I Am Billie Jean King, Brad Meltzer, illustrated by Christopher Eliopoulos
In this illustrated picture book biography, young readers learn about Billie Jean King and her journey to become a world champion tennis player AND a champion for women’s rights. She’s a great role model for girls, those who identify as part of the LGBTQIA+ community, and anyone who feels like the world doesn’t take them seriously and is out to prove them wrong.
(Ages 5 – 8)
Age 9 to 13
The Whispers, Greg Howard

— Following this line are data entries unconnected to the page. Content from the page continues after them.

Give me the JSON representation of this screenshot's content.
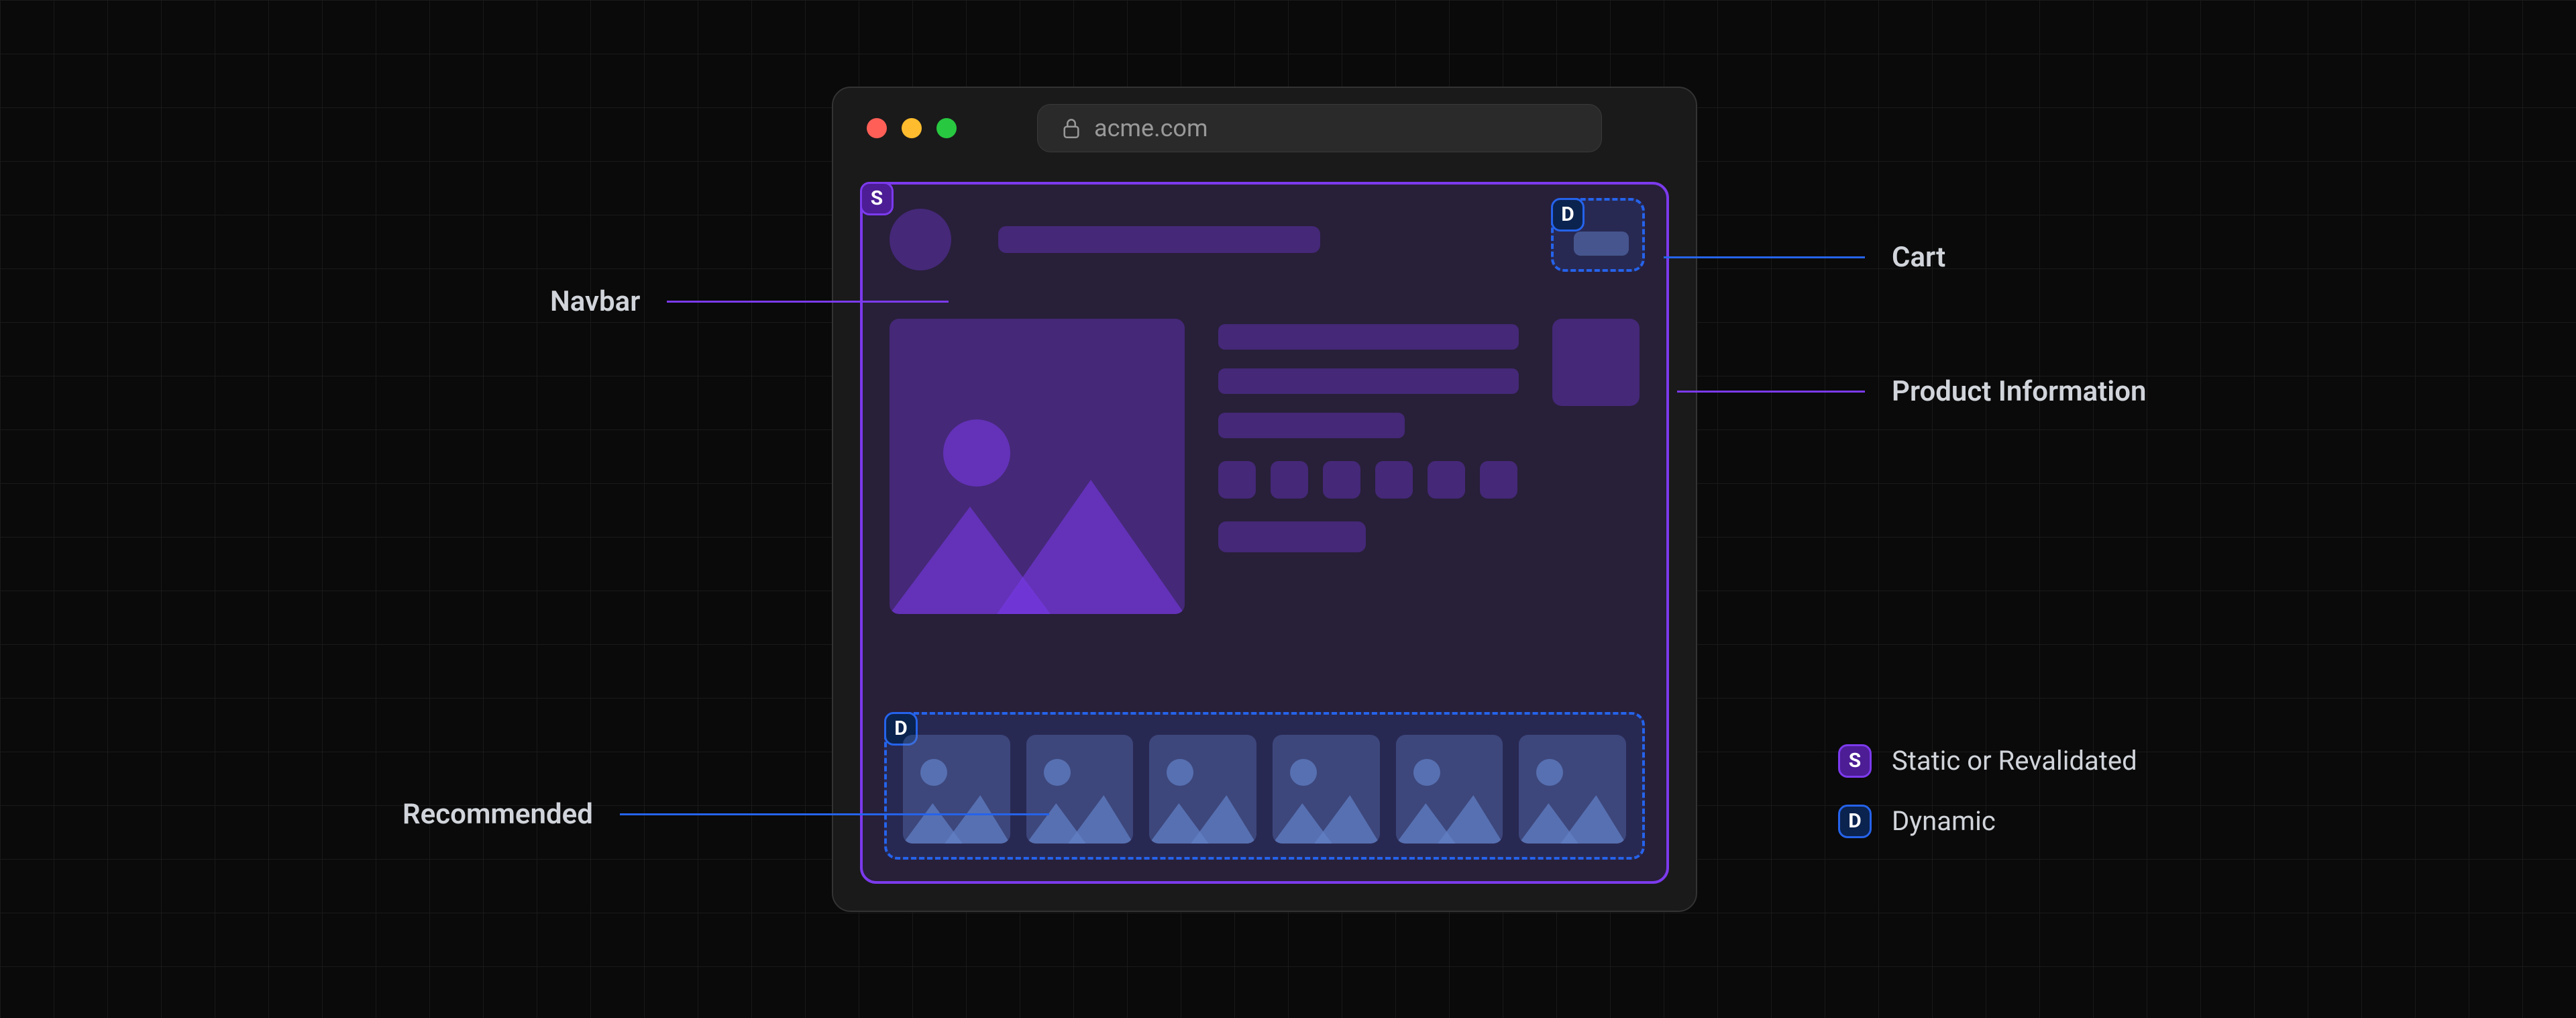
{
  "diagram": {
    "url": "acme.com",
    "badges": {
      "static": "S",
      "dynamic": "D"
    },
    "callouts": {
      "navbar": "Navbar",
      "cart": "Cart",
      "product_info": "Product Information",
      "recommended": "Recommended"
    },
    "legend": {
      "static": "Static or Revalidated",
      "dynamic": "Dynamic"
    },
    "wireframe": {
      "swatch_count": 6,
      "recommended_count": 6
    }
  }
}
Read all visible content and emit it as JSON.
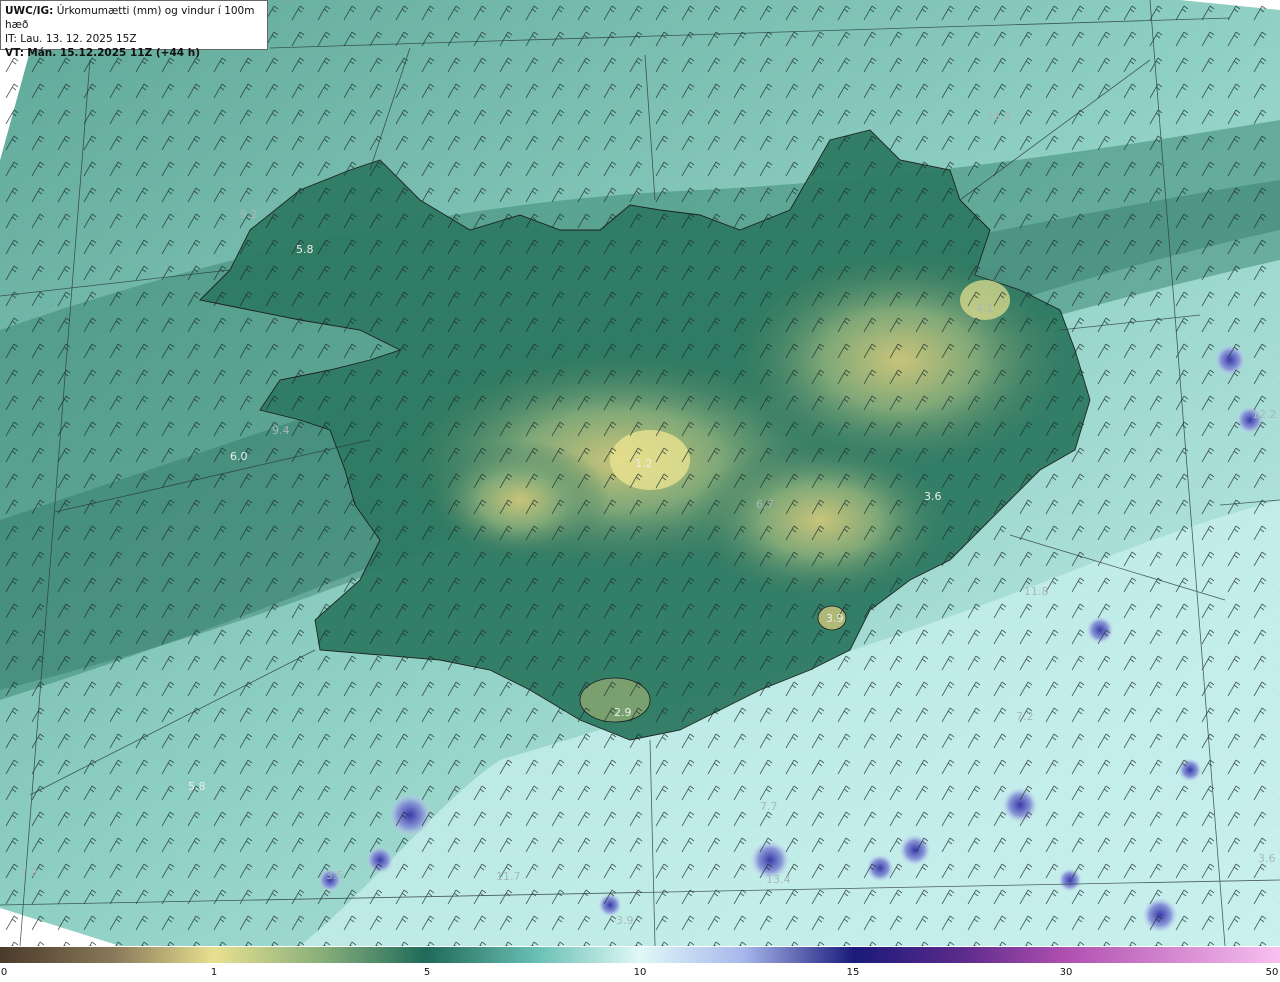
{
  "header": {
    "line1_prefix": "UWC/IG:",
    "line1_text": "Úrkomumætti (mm) og vindur í 100m hæð",
    "line2": "IT: Lau. 13. 12. 2025 15Z",
    "line3_prefix": "VT:",
    "line3_text": "Mán. 15.12.2025 11Z (+44 h)"
  },
  "map_labels": {
    "west_fjords_a": "9.2",
    "west_fjords_b": "5.8",
    "west_a": "6.0",
    "west_b": "9.4",
    "interior": "1.2",
    "east_a": "3.6",
    "east_b": "3.9",
    "south_island": "2.9",
    "sea_sw": "5.8",
    "sea_sw_corner": "7.2",
    "sea_s_a": "3.5",
    "sea_s_b": "11.7",
    "sea_s_c": "13.4",
    "sea_s_d": "3.9",
    "sea_se_a": "7.2",
    "sea_se_b": "11.8",
    "sea_e": "12.2",
    "sea_ne": "16.3",
    "sea_se_c": "3.6",
    "sea_s_e": "7.7",
    "north_a": "4.1",
    "north_b": "6.7"
  },
  "colorbar": {
    "ticks": [
      "0",
      "1",
      "5",
      "10",
      "15",
      "30",
      "50"
    ],
    "colors": [
      "#4a3a2a",
      "#8a7a55",
      "#d8d48a",
      "#4a8a6a",
      "#2e6a5a",
      "#7fcfc8",
      "#d8f4f4",
      "#b8c8f0",
      "#4a4ab0",
      "#1a1a70",
      "#a048a8",
      "#f0a0e0"
    ]
  }
}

Eleven-year-old Riley knows a thing or two about wishes. Ever since his mom disappeared, all he’s been doing is wishing: wishing for her return, wishing he’d stop wetting the bed and wishing his dad would love him again. He turns to the Whispers, mythical wood creatures who will grant your heart’s desires if you bring them tribute. Greg Howard stuns in this heartrending, mesmerizing debut about love, magic and what it means to believe in the impossible.

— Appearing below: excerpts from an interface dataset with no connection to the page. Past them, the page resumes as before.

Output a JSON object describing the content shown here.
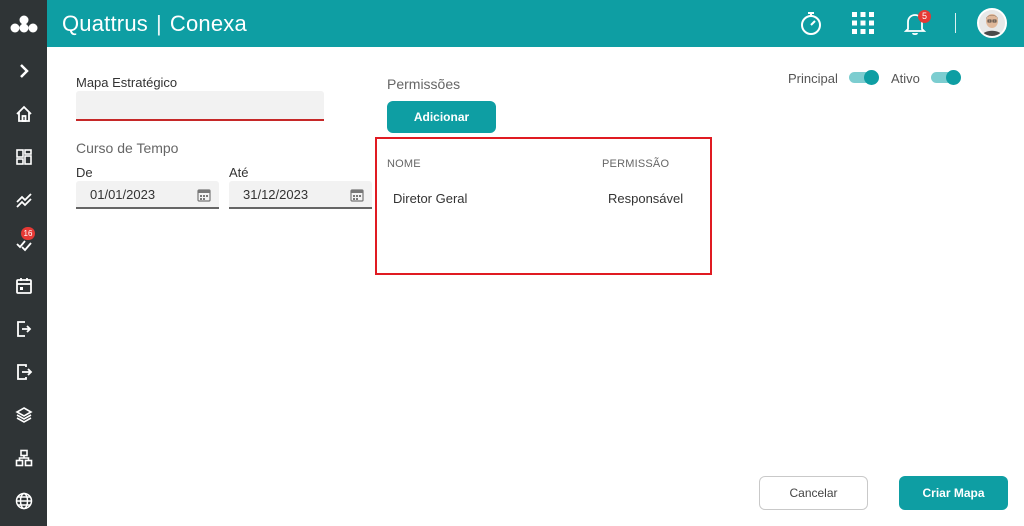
{
  "header": {
    "brand": "Quattrus",
    "separator": "|",
    "product": "Conexa",
    "notification_count": "5",
    "icons": [
      "logo-dots-icon",
      "timer-icon",
      "apps-grid-icon",
      "bell-icon",
      "avatar"
    ]
  },
  "sidebar": {
    "items": [
      {
        "icon": "chevron-right-icon"
      },
      {
        "icon": "home-icon"
      },
      {
        "icon": "dashboard-icon"
      },
      {
        "icon": "trend-icon"
      },
      {
        "icon": "tasks-icon",
        "badge": "16"
      },
      {
        "icon": "calendar-icon"
      },
      {
        "icon": "login-icon"
      },
      {
        "icon": "logout-icon"
      },
      {
        "icon": "layers-icon"
      },
      {
        "icon": "hierarchy-icon"
      },
      {
        "icon": "globe-icon"
      }
    ]
  },
  "form": {
    "map_label": "Mapa Estratégico",
    "map_value": "",
    "time_label": "Curso de Tempo",
    "from_label": "De",
    "from_value": "01/01/2023",
    "to_label": "Até",
    "to_value": "31/12/2023"
  },
  "permissions": {
    "title": "Permissões",
    "add_label": "Adicionar",
    "columns": [
      "NOME",
      "PERMISSÃO"
    ],
    "rows": [
      {
        "name": "Diretor Geral",
        "permission": "Responsável"
      }
    ]
  },
  "toggles": {
    "principal_label": "Principal",
    "principal_on": true,
    "ativo_label": "Ativo",
    "ativo_on": true
  },
  "actions": {
    "cancel_label": "Cancelar",
    "create_label": "Criar Mapa"
  },
  "colors": {
    "accent": "#0e9ea3",
    "sidebar": "#2f3436",
    "highlight": "#e01b22",
    "badge": "#e53935"
  }
}
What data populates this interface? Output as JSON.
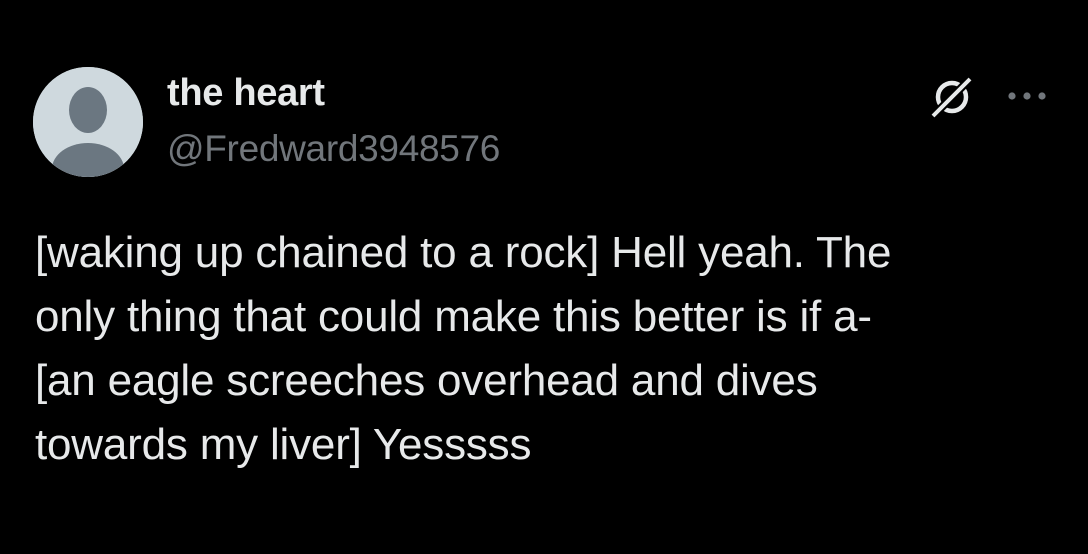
{
  "user": {
    "display_name": "the heart",
    "handle": "@Fredward3948576",
    "avatar_icon": "default-profile-avatar"
  },
  "actions": {
    "grok_icon": "grok-icon",
    "more_icon": "more-horizontal-icon"
  },
  "post": {
    "text": "[waking up chained to a rock] Hell yeah. The\nonly thing that could make this better is if a-\n[an eagle screeches overhead and dives\ntowards my liver] Yesssss"
  },
  "colors": {
    "background": "#000000",
    "primary_text": "#e7e9ea",
    "secondary_text": "#71767b",
    "avatar_bg": "#cfd9de",
    "avatar_figure": "#6b7781"
  }
}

Better Nate Than Ever, Tim Federle
A small-town boy hops a bus to New York City to crash an audition for E.T.: The Musical in this winning middle grade novel. His best friend, Libby, shares his love of theater and the two hatch a plan that will take Nate to New York and back without anyone even knowing he’s gone. But plans often go awry. This wonderful debut novel skillfully addresses big issues concerning family, sexuality, and religion.
Zenobia July, Lisa Bunker

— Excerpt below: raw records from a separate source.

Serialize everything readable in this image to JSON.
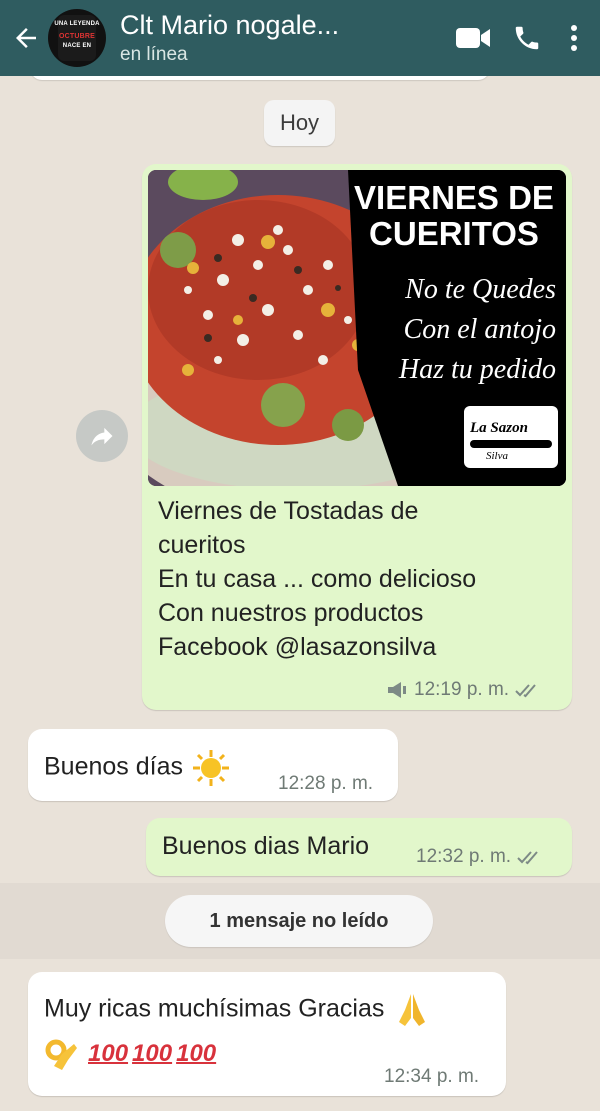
{
  "header": {
    "contact_name": "Clt Mario nogale...",
    "status": "en línea",
    "avatar_text": [
      "UNA LEYENDA",
      "OCTUBRE",
      "NACE EN"
    ],
    "icons": [
      "back-arrow-icon",
      "video-call-icon",
      "phone-icon",
      "more-options-icon"
    ]
  },
  "chat": {
    "date_chip": "Hoy",
    "image_message": {
      "poster": {
        "headline_1": "VIERNES DE",
        "headline_2": "CUERITOS",
        "script_1": "No te Quedes",
        "script_2": "Con el antojo",
        "script_3": "Haz tu pedido",
        "logo_top": "La Sazon",
        "logo_bottom": "Silva"
      },
      "caption_lines": [
        "Viernes de Tostadas de",
        "cueritos",
        "En tu casa ... como delicioso",
        "Con nuestros productos",
        "Facebook @lasazonsilva"
      ],
      "time": "12:19 p. m."
    },
    "msg_in_1": {
      "text": "Buenos días",
      "emoji": "sun",
      "time": "12:28 p. m."
    },
    "msg_out_2": {
      "text": "Buenos dias Mario",
      "time": "12:32 p. m."
    },
    "unread_divider": "1 mensaje no leído",
    "msg_in_2": {
      "text": "Muy ricas muchísimas Gracias",
      "emoji_line_hundreds": [
        "100",
        "100",
        "100"
      ],
      "time": "12:34 p. m."
    }
  },
  "colors": {
    "header": "#2f5c60",
    "outgoing_bubble": "#e2f7cb",
    "incoming_bubble": "#ffffff",
    "chat_background": "#e9e2d9",
    "read_ticks": "#7d8a86"
  }
}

Zenobia July is starting a new life. She used to spend most of her time behind a computer screen, improving her impressive coding and hacking skills; now she’s coming out of her shell and discovering a community of friends at Monarch Middle School. When someone anonymously posts hateful memes on her school’s website, Zenobia knows she’s the one with the abilities to solve the mystery. Timely and touching, Zenobia July is, at its heart, a story about finding home.
Hot Dog Girl, Jennifer Dugan
In this quirky and queer rom-com novel set in an amusement park, Lou falls head over heels for Nick the Diving Pirate. Too bad Nick has a girlfriend who is the princess of the park and Lou is, well, a giant dancing hot dog. Things get messy when Lou concocts a scheme to break up the couple, dragging her best friend Seely down with her.
A High Five For Glenn Burke, Phil Bildner
Most peple don’t know the history or professional baseball’s first sort-of out gay player, nor did do they now he invented the high five but this wonderful middle grade novel about coming out, and playing baseball tells the story of Glenn Burke. This book is for kids who love sports books, kids who love history, and anyone who has ever worried about coming into their own as their full self and finding acceptance and community”
Do you have a book you would recommend for Pride Month?